- _Problem description_:
Sift through the material below and return the lines with "JSON".

- _Material for the task_:
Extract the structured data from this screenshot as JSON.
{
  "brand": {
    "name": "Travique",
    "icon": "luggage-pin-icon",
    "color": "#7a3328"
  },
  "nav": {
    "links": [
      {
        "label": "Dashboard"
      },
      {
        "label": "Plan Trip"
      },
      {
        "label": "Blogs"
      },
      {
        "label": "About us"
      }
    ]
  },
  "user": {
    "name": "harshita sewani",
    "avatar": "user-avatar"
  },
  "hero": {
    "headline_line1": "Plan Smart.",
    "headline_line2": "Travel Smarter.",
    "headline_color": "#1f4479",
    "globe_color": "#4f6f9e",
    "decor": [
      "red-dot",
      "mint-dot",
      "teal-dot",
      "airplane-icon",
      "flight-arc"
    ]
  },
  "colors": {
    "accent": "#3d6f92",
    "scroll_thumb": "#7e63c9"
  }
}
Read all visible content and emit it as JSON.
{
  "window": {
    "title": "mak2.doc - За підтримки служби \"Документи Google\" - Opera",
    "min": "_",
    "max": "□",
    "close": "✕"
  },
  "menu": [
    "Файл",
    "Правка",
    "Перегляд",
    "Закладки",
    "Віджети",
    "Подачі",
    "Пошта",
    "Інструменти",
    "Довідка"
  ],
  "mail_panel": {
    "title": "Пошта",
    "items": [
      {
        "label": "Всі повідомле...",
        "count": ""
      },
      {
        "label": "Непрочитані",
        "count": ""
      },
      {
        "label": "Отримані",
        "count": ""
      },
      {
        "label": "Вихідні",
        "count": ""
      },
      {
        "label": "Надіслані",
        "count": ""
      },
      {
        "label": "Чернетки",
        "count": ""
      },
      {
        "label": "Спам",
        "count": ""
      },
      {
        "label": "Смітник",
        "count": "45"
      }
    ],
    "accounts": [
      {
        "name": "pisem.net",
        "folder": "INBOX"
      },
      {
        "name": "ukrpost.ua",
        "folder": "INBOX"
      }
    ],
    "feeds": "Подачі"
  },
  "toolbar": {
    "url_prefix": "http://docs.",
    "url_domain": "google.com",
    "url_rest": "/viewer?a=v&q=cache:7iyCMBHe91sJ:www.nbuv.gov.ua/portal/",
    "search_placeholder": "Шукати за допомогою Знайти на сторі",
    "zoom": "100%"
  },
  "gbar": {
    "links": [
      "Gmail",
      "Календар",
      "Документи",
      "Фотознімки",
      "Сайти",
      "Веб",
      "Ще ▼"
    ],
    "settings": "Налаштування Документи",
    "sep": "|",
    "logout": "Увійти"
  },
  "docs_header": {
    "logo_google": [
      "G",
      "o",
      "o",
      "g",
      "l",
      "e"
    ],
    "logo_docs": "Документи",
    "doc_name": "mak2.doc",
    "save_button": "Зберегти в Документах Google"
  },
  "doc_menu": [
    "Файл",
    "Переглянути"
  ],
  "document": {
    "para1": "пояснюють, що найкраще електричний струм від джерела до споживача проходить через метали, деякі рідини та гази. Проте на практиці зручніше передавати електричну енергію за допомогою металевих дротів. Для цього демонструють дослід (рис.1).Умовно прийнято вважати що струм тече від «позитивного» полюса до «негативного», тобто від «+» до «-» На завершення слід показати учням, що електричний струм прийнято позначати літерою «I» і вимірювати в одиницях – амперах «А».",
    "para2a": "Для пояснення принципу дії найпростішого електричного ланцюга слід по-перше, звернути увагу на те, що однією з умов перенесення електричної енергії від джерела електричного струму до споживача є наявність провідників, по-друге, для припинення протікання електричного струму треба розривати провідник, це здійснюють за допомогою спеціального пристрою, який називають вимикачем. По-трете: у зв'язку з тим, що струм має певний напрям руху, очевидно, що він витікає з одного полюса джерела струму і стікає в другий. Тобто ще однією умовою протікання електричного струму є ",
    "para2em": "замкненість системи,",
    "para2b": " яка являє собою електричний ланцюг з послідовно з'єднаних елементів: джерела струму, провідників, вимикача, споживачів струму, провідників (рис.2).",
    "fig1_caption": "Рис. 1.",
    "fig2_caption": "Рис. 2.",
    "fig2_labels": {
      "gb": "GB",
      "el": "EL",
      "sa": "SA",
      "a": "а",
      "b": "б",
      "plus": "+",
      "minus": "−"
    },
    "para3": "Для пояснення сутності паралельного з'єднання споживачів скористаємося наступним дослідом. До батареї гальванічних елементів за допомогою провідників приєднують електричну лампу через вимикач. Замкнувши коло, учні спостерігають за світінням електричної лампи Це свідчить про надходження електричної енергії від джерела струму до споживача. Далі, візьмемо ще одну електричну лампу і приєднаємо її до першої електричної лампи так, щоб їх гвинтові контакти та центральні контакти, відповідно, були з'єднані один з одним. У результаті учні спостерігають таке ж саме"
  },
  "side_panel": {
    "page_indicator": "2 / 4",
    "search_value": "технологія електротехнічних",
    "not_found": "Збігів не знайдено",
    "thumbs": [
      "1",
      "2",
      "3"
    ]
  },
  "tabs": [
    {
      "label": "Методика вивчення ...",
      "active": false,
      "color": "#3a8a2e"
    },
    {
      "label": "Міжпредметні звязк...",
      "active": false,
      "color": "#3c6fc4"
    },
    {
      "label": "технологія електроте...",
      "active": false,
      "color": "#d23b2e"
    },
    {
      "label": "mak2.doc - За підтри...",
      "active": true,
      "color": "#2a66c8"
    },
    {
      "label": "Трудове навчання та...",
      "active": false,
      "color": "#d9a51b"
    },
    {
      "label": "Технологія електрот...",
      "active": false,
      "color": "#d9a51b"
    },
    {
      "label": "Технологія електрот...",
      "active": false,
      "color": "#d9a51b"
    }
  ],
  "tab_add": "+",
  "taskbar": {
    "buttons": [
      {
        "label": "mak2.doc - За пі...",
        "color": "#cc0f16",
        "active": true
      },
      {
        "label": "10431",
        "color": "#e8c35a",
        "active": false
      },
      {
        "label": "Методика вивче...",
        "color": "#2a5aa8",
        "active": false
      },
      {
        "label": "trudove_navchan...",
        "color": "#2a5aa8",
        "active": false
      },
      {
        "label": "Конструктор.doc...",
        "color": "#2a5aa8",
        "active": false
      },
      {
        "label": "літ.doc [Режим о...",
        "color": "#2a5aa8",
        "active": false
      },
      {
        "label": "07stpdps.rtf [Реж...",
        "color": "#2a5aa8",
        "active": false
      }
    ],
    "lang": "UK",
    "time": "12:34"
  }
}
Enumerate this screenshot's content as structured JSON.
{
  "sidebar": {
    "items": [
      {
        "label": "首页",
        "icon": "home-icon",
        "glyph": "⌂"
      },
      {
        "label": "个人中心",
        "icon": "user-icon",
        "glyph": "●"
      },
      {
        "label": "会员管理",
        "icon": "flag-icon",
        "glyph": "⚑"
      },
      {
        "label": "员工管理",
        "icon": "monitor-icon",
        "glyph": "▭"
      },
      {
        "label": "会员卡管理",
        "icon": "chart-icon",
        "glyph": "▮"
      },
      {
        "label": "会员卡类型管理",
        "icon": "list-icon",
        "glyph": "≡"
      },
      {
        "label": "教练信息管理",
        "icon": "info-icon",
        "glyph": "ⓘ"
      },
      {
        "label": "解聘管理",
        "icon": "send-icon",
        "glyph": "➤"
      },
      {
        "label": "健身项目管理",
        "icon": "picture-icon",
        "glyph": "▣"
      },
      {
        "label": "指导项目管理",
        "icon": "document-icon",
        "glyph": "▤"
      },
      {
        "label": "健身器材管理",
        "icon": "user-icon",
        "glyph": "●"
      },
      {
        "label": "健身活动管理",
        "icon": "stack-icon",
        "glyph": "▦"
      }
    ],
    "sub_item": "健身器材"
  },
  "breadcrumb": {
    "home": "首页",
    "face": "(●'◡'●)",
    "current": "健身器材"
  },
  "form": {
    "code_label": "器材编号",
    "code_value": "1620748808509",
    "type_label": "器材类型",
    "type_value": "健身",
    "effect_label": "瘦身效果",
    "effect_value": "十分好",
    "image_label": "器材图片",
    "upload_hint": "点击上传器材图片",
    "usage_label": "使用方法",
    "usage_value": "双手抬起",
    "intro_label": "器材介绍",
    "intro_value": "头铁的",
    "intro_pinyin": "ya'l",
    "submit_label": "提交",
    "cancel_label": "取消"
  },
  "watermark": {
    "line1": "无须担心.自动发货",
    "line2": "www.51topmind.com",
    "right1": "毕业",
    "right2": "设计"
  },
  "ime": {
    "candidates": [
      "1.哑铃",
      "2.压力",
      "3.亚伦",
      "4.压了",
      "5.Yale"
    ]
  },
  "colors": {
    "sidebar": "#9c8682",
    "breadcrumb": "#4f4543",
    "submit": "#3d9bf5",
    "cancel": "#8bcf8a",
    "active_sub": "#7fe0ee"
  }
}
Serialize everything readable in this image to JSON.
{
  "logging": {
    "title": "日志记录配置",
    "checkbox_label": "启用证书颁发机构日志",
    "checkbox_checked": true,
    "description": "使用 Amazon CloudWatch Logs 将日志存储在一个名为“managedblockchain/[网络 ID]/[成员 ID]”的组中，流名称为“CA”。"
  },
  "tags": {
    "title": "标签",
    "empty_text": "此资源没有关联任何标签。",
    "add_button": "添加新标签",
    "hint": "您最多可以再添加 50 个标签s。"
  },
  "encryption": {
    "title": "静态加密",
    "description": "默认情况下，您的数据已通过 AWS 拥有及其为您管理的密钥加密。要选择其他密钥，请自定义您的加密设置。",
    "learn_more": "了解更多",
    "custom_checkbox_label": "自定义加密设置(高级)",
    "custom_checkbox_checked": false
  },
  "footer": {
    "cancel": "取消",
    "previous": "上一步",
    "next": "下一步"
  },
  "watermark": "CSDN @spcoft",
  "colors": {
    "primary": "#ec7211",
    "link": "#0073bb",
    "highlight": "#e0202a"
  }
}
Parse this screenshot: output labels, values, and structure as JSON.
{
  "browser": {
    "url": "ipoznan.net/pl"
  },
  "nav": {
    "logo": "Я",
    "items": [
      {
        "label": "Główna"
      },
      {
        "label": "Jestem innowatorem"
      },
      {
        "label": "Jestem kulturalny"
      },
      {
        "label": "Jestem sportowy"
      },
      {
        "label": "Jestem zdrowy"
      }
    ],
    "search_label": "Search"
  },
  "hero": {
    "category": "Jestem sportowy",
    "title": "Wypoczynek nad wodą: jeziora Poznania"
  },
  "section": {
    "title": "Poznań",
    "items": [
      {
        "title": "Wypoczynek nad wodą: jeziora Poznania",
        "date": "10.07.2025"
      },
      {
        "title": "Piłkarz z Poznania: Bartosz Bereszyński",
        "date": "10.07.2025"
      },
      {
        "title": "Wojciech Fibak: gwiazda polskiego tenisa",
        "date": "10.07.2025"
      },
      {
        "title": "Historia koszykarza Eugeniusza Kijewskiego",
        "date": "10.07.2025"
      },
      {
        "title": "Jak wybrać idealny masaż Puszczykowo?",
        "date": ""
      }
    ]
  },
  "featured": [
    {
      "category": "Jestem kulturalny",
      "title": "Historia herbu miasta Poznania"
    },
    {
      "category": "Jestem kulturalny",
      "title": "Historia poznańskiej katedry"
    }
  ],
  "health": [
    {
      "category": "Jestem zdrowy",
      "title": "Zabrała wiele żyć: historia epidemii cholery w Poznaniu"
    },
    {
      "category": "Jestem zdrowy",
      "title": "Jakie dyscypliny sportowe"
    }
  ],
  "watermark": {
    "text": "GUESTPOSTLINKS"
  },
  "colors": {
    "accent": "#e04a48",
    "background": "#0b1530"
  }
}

- _Exercise answer_:
Extract the structured data from this screenshot as JSON.
Read all visible content and emit it as JSON.
Enumerate this screenshot's content as structured JSON.
Serialize everything readable in this image to JSON.
Parse this screenshot: output labels, values, and structure as JSON.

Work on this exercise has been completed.